While the PPA is one of the most significant legislation in recent years, property practitioners haven’t seen major changes to the day-to-day running of their businesses.
According to Frazer, Seeff’s licensees and agents are working hard to adhere to the new regulations and are rolling out all necessary requirements as quickly as possible.
Van Rooyen says the most obvious change has been the amendments to documents and her team’s titles. She notes that one hurdle is ensuring every mandate (even open mandates) has a signed sellers disclosure form. This has proved challenging to obtain from some sellers who have listed with multiple agents (most of whom have not insisted on the disclosure form being provided).
Meeting the Act’s requirements
While many of the PPA’s expectations are similar to the Estate Agency Affairs Act, there’s still a need for property practitioners to comply.
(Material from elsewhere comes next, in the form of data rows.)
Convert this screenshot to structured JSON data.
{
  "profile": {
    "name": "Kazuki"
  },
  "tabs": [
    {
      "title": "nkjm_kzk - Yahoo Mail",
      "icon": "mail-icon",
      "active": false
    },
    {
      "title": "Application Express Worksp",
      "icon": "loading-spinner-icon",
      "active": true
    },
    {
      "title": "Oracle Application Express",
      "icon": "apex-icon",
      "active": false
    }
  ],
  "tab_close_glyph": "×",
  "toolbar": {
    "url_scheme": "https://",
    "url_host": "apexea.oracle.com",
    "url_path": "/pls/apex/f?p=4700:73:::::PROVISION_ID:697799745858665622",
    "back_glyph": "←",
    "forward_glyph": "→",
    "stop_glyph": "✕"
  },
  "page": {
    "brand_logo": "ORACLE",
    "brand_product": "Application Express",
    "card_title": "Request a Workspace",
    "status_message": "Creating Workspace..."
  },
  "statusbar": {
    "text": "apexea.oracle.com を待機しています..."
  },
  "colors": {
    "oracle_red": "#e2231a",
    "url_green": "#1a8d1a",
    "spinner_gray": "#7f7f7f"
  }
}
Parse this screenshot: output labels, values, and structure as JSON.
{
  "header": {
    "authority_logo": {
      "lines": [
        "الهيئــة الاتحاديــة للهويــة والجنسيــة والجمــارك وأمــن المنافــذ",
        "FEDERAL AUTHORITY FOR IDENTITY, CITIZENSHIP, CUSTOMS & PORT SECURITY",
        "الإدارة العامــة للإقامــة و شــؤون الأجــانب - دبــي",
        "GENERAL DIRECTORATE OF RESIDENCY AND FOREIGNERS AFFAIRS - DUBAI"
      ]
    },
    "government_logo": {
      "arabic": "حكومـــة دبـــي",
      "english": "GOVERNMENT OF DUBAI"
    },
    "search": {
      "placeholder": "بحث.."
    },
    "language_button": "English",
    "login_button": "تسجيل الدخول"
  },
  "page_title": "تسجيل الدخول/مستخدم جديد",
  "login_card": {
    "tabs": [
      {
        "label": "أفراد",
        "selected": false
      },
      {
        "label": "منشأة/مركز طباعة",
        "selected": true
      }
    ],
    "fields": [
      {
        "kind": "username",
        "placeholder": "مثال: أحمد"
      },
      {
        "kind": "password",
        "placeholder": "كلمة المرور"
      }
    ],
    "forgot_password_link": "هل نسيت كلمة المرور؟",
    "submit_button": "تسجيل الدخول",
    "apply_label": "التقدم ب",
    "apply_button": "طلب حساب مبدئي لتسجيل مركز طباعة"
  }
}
The consequences can range from a fine to imprisonment for up to 10 years.
Both Broekman and Van Rooyen consulted with their attorneys to ensure all documentation, manuals, procedures, and marketing material is compliant. Each has also ensured their teams attended training on the Act’s requirements.
“We approached this cautiously but responsibly, setting up an internal working committee to look at all aspects of the Act,” says Frazer. “This committee focused on where it needed to be applied. For example, updating our various agreements, ensuring that FFC numbers/certificates were available electronically, application to marketing elements, and so on.”
Getting up to speed with the Act
While not immediately felt, the Act will have a far-reaching impact on the property sector. Property practitioners are encouraged to familiarise themselves with the requirements of the Act and ensure their businesses comply. It’s also important to seek legal counsel in order to understand the implications of the Act and how to apply it to the running of their businesses.